How do we calculate the cost of providing that high quality care?
What should be our personal responsibility to cover these costs and how do we help people insure or plan for them?
And what should the public pay through our collective benevolence of taxes and charity to help poor people?
These questions represent the public discourse that needs to take place at every family kitchen table, in every state house and throughout the halls of Congress. We have a population that is aging, has multiple chronic problems to be addressed and has public and hidden costs that affect every state budget and most every family pocketbook.
These unprecedented dynamics can no longer be addressed with a return to the era of more regulations and arbitrary cuts like those that CMS announced, many states have just imposed and that some members of Congress are trying to advance. Another cycle of arbitrary cuts will inevitably lead to a new dark era of quality we dont like, regulations we don’t need, schemers who make money off of bad quality, tort lawyers and good providers who throw in the towel.
We have seen this cycle before. We’ve had enough of it. It is time to pay for quality. Enough of the crazy, arbitrary and capricious Medicaid and Medicare budgeting!
Let’s define quality.
Pay providers to deliver it.

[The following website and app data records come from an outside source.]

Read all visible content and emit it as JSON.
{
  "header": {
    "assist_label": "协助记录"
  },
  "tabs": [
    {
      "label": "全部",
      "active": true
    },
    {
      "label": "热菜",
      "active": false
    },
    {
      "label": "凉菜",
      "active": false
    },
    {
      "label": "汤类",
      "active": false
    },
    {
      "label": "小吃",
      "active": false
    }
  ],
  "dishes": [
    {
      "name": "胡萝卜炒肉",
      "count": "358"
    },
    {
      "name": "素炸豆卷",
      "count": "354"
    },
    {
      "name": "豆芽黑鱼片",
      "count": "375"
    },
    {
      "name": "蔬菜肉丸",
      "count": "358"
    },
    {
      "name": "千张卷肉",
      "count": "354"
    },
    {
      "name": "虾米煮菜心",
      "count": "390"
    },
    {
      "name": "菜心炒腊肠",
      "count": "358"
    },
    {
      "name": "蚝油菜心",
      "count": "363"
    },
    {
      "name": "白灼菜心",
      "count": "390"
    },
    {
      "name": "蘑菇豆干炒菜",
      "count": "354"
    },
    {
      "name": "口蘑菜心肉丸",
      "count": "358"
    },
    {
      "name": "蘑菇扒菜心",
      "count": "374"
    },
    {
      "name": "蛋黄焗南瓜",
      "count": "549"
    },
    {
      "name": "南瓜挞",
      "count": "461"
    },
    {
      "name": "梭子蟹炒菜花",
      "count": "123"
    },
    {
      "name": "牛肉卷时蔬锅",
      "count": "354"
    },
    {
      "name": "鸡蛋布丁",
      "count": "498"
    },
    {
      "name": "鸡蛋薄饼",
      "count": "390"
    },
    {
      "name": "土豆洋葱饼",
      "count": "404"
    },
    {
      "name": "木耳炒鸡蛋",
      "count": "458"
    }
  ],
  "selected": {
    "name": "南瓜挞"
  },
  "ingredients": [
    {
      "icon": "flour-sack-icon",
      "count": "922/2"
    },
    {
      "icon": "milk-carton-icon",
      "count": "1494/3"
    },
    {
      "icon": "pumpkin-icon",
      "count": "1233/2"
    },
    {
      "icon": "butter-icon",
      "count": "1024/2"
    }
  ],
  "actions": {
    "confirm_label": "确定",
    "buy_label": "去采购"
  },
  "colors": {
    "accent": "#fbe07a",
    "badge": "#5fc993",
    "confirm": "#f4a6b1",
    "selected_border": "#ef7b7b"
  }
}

Assure competition through value and transparency.
Root out the cheaters and send them to jail.
Create a self-planning model like the CLASS Act so people can take more responsibility for their own futures.

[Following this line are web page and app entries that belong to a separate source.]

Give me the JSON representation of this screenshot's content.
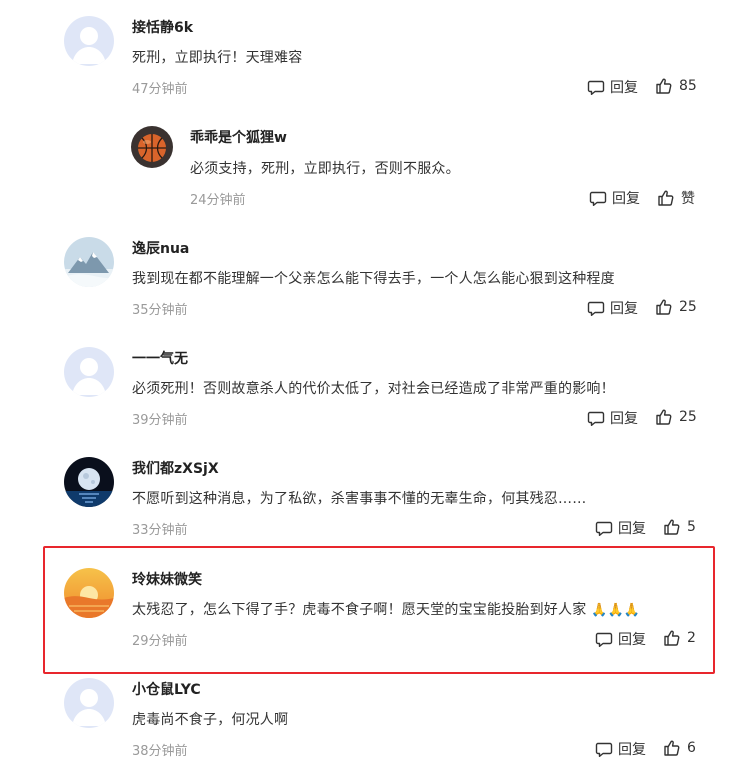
{
  "ui": {
    "reply_label": "回复",
    "highlight_color": "#e8262d"
  },
  "comments": [
    {
      "name": "接恬静6k",
      "text": "死刑，立即执行！天理难容",
      "time": "47分钟前",
      "likes": "85",
      "avatar": "default-avatar"
    },
    {
      "name": "乖乖是个狐狸w",
      "text": "必须支持，死刑，立即执行，否则不服众。",
      "time": "24分钟前",
      "likes": "赞",
      "avatar": "basketball-avatar",
      "is_reply": true
    },
    {
      "name": "逸辰nua",
      "text": "我到现在都不能理解一个父亲怎么能下得去手，一个人怎么能心狠到这种程度",
      "time": "35分钟前",
      "likes": "25",
      "avatar": "snow-mountain-avatar"
    },
    {
      "name": "一一气无",
      "text": "必须死刑！否则故意杀人的代价太低了，对社会已经造成了非常严重的影响！",
      "time": "39分钟前",
      "likes": "25",
      "avatar": "default-avatar"
    },
    {
      "name": "我们都zXSjX",
      "text": "不愿听到这种消息，为了私欲，杀害事事不懂的无辜生命，何其残忍……",
      "time": "33分钟前",
      "likes": "5",
      "avatar": "moon-avatar"
    },
    {
      "name": "玲妹妹微笑",
      "text": "太残忍了，怎么下得了手？虎毒不食子啊！愿天堂的宝宝能投胎到好人家",
      "emoji": "🙏🙏🙏",
      "time": "29分钟前",
      "likes": "2",
      "avatar": "sunset-avatar",
      "highlighted": true
    },
    {
      "name": "小仓鼠LYC",
      "text": "虎毒尚不食子，何况人啊",
      "time": "38分钟前",
      "likes": "6",
      "avatar": "default-avatar"
    }
  ]
}
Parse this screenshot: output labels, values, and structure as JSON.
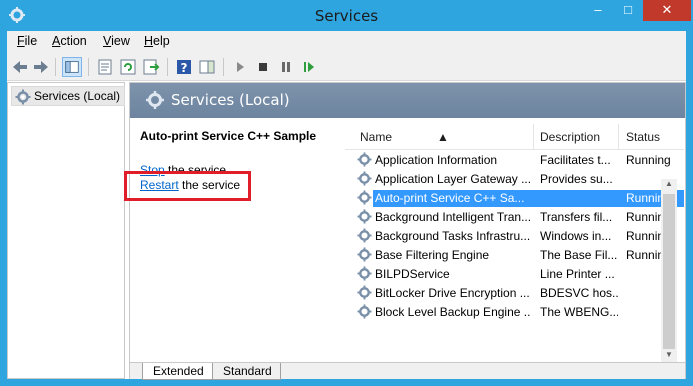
{
  "window": {
    "title": "Services",
    "minimize": "–",
    "maximize": "□",
    "close": "✕"
  },
  "menu": {
    "file": {
      "key": "F",
      "rest": "ile"
    },
    "action": {
      "key": "A",
      "rest": "ction"
    },
    "view": {
      "key": "V",
      "rest": "iew"
    },
    "help": {
      "key": "H",
      "rest": "elp"
    }
  },
  "toolbar": {
    "icons": [
      "back-icon",
      "forward-icon",
      "show-hide-console-tree-icon",
      "properties-icon",
      "refresh-icon",
      "export-list-icon",
      "help-icon",
      "show-hide-action-pane-icon",
      "start-service-icon",
      "stop-service-icon",
      "pause-service-icon",
      "resume-service-icon"
    ]
  },
  "tree": {
    "item": "Services (Local)"
  },
  "header": {
    "title": "Services (Local)"
  },
  "details": {
    "service_name": "Auto-print Service C++ Sample",
    "stop_link": "Stop",
    "stop_rest": " the service",
    "restart_link": "Restart",
    "restart_rest": " the service"
  },
  "list": {
    "columns": [
      "Name",
      "Description",
      "Status"
    ],
    "rows": [
      {
        "name": "Application Information",
        "description": "Facilitates t...",
        "status": "Running"
      },
      {
        "name": "Application Layer Gateway ...",
        "description": "Provides su...",
        "status": ""
      },
      {
        "name": "Auto-print Service C++ Sa...",
        "description": "",
        "status": "Running",
        "selected": true
      },
      {
        "name": "Background Intelligent Tran...",
        "description": "Transfers fil...",
        "status": "Running"
      },
      {
        "name": "Background Tasks Infrastru...",
        "description": "Windows in...",
        "status": "Running"
      },
      {
        "name": "Base Filtering Engine",
        "description": "The Base Fil...",
        "status": "Running"
      },
      {
        "name": "BILPDService",
        "description": "Line Printer ...",
        "status": ""
      },
      {
        "name": "BitLocker Drive Encryption ...",
        "description": "BDESVC hos...",
        "status": ""
      },
      {
        "name": "Block Level Backup Engine ...",
        "description": "The WBENG...",
        "status": ""
      }
    ]
  },
  "tabs": {
    "extended": "Extended",
    "standard": "Standard"
  },
  "colors": {
    "titlebar": "#2fa5e0",
    "header": "#7289a6",
    "selection": "#3399ff",
    "link": "#0066cc",
    "highlight_box": "#e01e2a"
  }
}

Make sure the genuinely needy get help.
Pay the direct-care people livable wages, benefits, respect, and training.
And go to bed at night knowing your mother is well cared for.
Let’s make the nursing home a legitimate part of our health system where quality is an automatic public expectation, not a risky venture to be feared by all and punished when it does not measure up.
As one of our colleagues exclaimed after these recent reimbursement cuts, enough is enough!
Here is how that will happen:
Continue your hard work on quality improvement, culture change, innovative services, ethical business practices and transparency. This is the only path to progress! And punish only those who dont deliver.
Tell your policymakers about the success of your work and the impact of arbitrary cuts. Tell them where legitimate savings that improve quality can be achieved.
Tell your story of the great people who care for the most vulnerable every day and why they are one of the best investments in quality outcomes in all of health care. You have the thank-you letters, accolades and outcomes to prove it. And, tell them why your nursing home is absolutely an essential part of the health care family in every community.
Dont let policy makers recreate the darker era. Enough is enough!
We have made real progress!